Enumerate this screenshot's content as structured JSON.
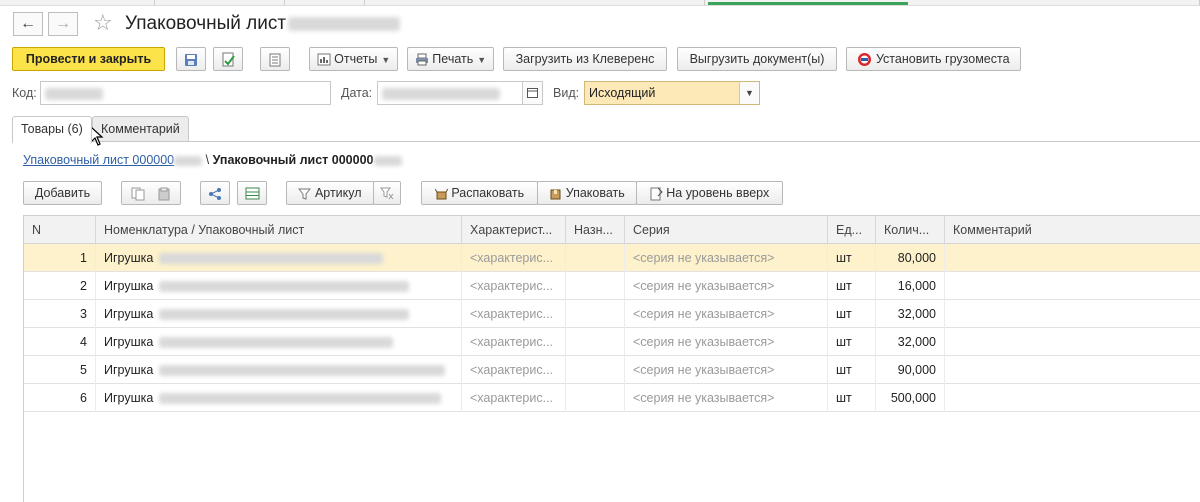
{
  "window": {
    "title": "Упаковочный лист"
  },
  "toolbar": {
    "post_close": "Провести и закрыть",
    "reports": "Отчеты",
    "print": "Печать",
    "load_from": "Загрузить из Клеверенс",
    "export_docs": "Выгрузить документ(ы)",
    "set_cargo": "Установить грузоместа"
  },
  "header": {
    "code_label": "Код:",
    "date_label": "Дата:",
    "kind_label": "Вид:",
    "kind_value": "Исходящий"
  },
  "tabs": [
    {
      "label": "Товары (6)",
      "active": true
    },
    {
      "label": "Комментарий",
      "active": false
    }
  ],
  "breadcrumb": {
    "parent": "Упаковочный лист 000000",
    "separator": "\\",
    "current": "Упаковочный лист 000000"
  },
  "table_toolbar": {
    "add": "Добавить",
    "article": "Артикул",
    "unpack": "Распаковать",
    "pack": "Упаковать",
    "level_up": "На уровень вверх"
  },
  "table": {
    "columns": [
      "N",
      "Номенклатура / Упаковочный лист",
      "Характерист...",
      "Назн...",
      "Серия",
      "Ед...",
      "Колич...",
      "Комментарий"
    ],
    "rows": [
      {
        "n": "1",
        "item": "Игрушка",
        "char": "<характерис...",
        "purpose": "",
        "series": "<серия не указывается>",
        "unit": "шт",
        "qty": "80,000",
        "comment": ""
      },
      {
        "n": "2",
        "item": "Игрушка",
        "char": "<характерис...",
        "purpose": "",
        "series": "<серия не указывается>",
        "unit": "шт",
        "qty": "16,000",
        "comment": ""
      },
      {
        "n": "3",
        "item": "Игрушка",
        "char": "<характерис...",
        "purpose": "",
        "series": "<серия не указывается>",
        "unit": "шт",
        "qty": "32,000",
        "comment": ""
      },
      {
        "n": "4",
        "item": "Игрушка",
        "char": "<характерис...",
        "purpose": "",
        "series": "<серия не указывается>",
        "unit": "шт",
        "qty": "32,000",
        "comment": ""
      },
      {
        "n": "5",
        "item": "Игрушка",
        "char": "<характерис...",
        "purpose": "",
        "series": "<серия не указывается>",
        "unit": "шт",
        "qty": "90,000",
        "comment": ""
      },
      {
        "n": "6",
        "item": "Игрушка",
        "char": "<характерис...",
        "purpose": "",
        "series": "<серия не указывается>",
        "unit": "шт",
        "qty": "500,000",
        "comment": ""
      }
    ],
    "selected_row": 1
  },
  "colors": {
    "primary_button": "#fde34a",
    "selected_field": "#fde8b8",
    "selected_row": "#fdf2cc",
    "link": "#2f5fa6"
  }
}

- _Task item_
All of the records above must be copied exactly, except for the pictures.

- _Solution to this problem_
Enumerate this screenshot's content as structured JSON.
{
  "window": {
    "title": "Упаковочный лист"
  },
  "toolbar": {
    "post_close": "Провести и закрыть",
    "reports": "Отчеты",
    "print": "Печать",
    "load_from": "Загрузить из Клеверенс",
    "export_docs": "Выгрузить документ(ы)",
    "set_cargo": "Установить грузоместа"
  },
  "header": {
    "code_label": "Код:",
    "date_label": "Дата:",
    "kind_label": "Вид:",
    "kind_value": "Исходящий"
  },
  "tabs": [
    {
      "label": "Товары (6)",
      "active": true
    },
    {
      "label": "Комментарий",
      "active": false
    }
  ],
  "breadcrumb": {
    "parent": "Упаковочный лист 000000",
    "separator": "\\",
    "current": "Упаковочный лист 000000"
  },
  "table_toolbar": {
    "add": "Добавить",
    "article": "Артикул",
    "unpack": "Распаковать",
    "pack": "Упаковать",
    "level_up": "На уровень вверх"
  },
  "table": {
    "columns": [
      "N",
      "Номенклатура / Упаковочный лист",
      "Характерист...",
      "Назн...",
      "Серия",
      "Ед...",
      "Колич...",
      "Комментарий"
    ],
    "rows": [
      {
        "n": "1",
        "item": "Игрушка",
        "char": "<характерис...",
        "purpose": "",
        "series": "<серия не указывается>",
        "unit": "шт",
        "qty": "80,000",
        "comment": ""
      },
      {
        "n": "2",
        "item": "Игрушка",
        "char": "<характерис...",
        "purpose": "",
        "series": "<серия не указывается>",
        "unit": "шт",
        "qty": "16,000",
        "comment": ""
      },
      {
        "n": "3",
        "item": "Игрушка",
        "char": "<характерис...",
        "purpose": "",
        "series": "<серия не указывается>",
        "unit": "шт",
        "qty": "32,000",
        "comment": ""
      },
      {
        "n": "4",
        "item": "Игрушка",
        "char": "<характерис...",
        "purpose": "",
        "series": "<серия не указывается>",
        "unit": "шт",
        "qty": "32,000",
        "comment": ""
      },
      {
        "n": "5",
        "item": "Игрушка",
        "char": "<характерис...",
        "purpose": "",
        "series": "<серия не указывается>",
        "unit": "шт",
        "qty": "90,000",
        "comment": ""
      },
      {
        "n": "6",
        "item": "Игрушка",
        "char": "<характерис...",
        "purpose": "",
        "series": "<серия не указывается>",
        "unit": "шт",
        "qty": "500,000",
        "comment": ""
      }
    ],
    "selected_row": 1
  },
  "colors": {
    "primary_button": "#fde34a",
    "selected_field": "#fde8b8",
    "selected_row": "#fdf2cc",
    "link": "#2f5fa6"
  }
}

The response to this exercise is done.